I recently completed Simon Winchester's The Map That Changed the World; William Smith and the Birth of Modern Geology. As the bulk of my reading was done on the seventeen minute train ride between Kyoto Station and my soul-crushing, futile job, I initially took away the message of Smith's consistentlyhopeless efforts to have anyone notice his noble efforts and internalized it.
A large section of the book deals with Smith's exclusion by his betters at the Geological Society of London, mainly George Greenough. Smith labored in relative obscurity, known only to the most rabid of enthusiasts, as the authorities in the Society shaped the growing field of geology around him. Slowly things began to change:
"A new breed of scientists...who accorded as much honor to the practical men, the men who went out into the field in the damp and chill and happily dirtied their hands in the finding of facts, as to the theorists and thinkers in what was, after all, a fundamentally practical field of study."
Slowly I began to see Smith's struggle in a larger context. For some reason I pictured, completely apart from the field of geology, Amy Goodman- charisma vacuum that I feel she is notwithstanding- laboring away in her firehouse. I pictured people I will never hear of, powered shakily onward by a day's worth of caffeine, bringing me information that I wasn't even aware I needed.

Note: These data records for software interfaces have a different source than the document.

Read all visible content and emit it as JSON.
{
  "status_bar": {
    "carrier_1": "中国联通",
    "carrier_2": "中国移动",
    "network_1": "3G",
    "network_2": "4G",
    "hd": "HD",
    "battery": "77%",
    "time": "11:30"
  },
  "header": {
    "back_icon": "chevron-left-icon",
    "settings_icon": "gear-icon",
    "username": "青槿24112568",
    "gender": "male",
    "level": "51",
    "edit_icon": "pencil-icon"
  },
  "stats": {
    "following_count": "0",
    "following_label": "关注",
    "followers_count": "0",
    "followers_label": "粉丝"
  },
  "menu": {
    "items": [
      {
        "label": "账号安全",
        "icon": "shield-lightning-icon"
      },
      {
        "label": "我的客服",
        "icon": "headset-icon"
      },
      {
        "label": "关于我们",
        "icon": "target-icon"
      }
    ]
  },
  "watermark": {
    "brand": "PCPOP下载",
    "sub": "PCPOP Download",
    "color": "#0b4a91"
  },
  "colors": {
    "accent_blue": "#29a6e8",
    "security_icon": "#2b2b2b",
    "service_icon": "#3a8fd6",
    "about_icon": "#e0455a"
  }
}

I pictured a kid at the local college station, absent even a trace ounce of personality, tracking down an interview because they think it is important that people hear it.
It was as these thoughts were murkily lurking in the back of my mind that Brian Williams' words of April 4th came to my attention:
"You're going to be up against people who have an opinion, a modem, and a bathrobe. All of my life, developing credentials to cover my field of work, and now I'm up against a guy named Vinny in an efficiency apartment in the Bronx who hasn't left the efficiency apartment in two years."
In the book Thomas Webster describes the members of the Geological Society as:
"...a band of busy, jealous, active and revengeful witlings who have gained and kept their asendancy partly from contempt, partly from the indolence of others."
I had, for the last few years, viewed the contemporary media through the paradigm laid out in the description of scouts and GMs presented in Moneyball. That is to say that they are a bunch of marginal charlatans whose own job security is maintained only by convincing people that they must exist, even when their own effectiveness is seriously in question. Those in the hierarchy of the Geological Society seemed to be partaking of the fruit of the same rotten tree. Surely media is growing and changing, as it always has. Surely there are flawed people who will be often wrong and people with false motivations as well as people who are well-intentioned yet pathetically ineffective. Yet:
"There was tension in particular once such men began not simply to rise but to overwhelm and displace the smug 'little coterie' whose fossil collectors' dining club it originally was."
I suppose one can't blame people for protecting their racket, yet when it comes at the expense of society at large-not to mention at great personal cost to those on the wrong end- our betters should be able to realize that their are simply playing out an old and tried role and step back and reflect on how they could function to the larger good of society. Even the Geological Society now gives awards in Smith's name.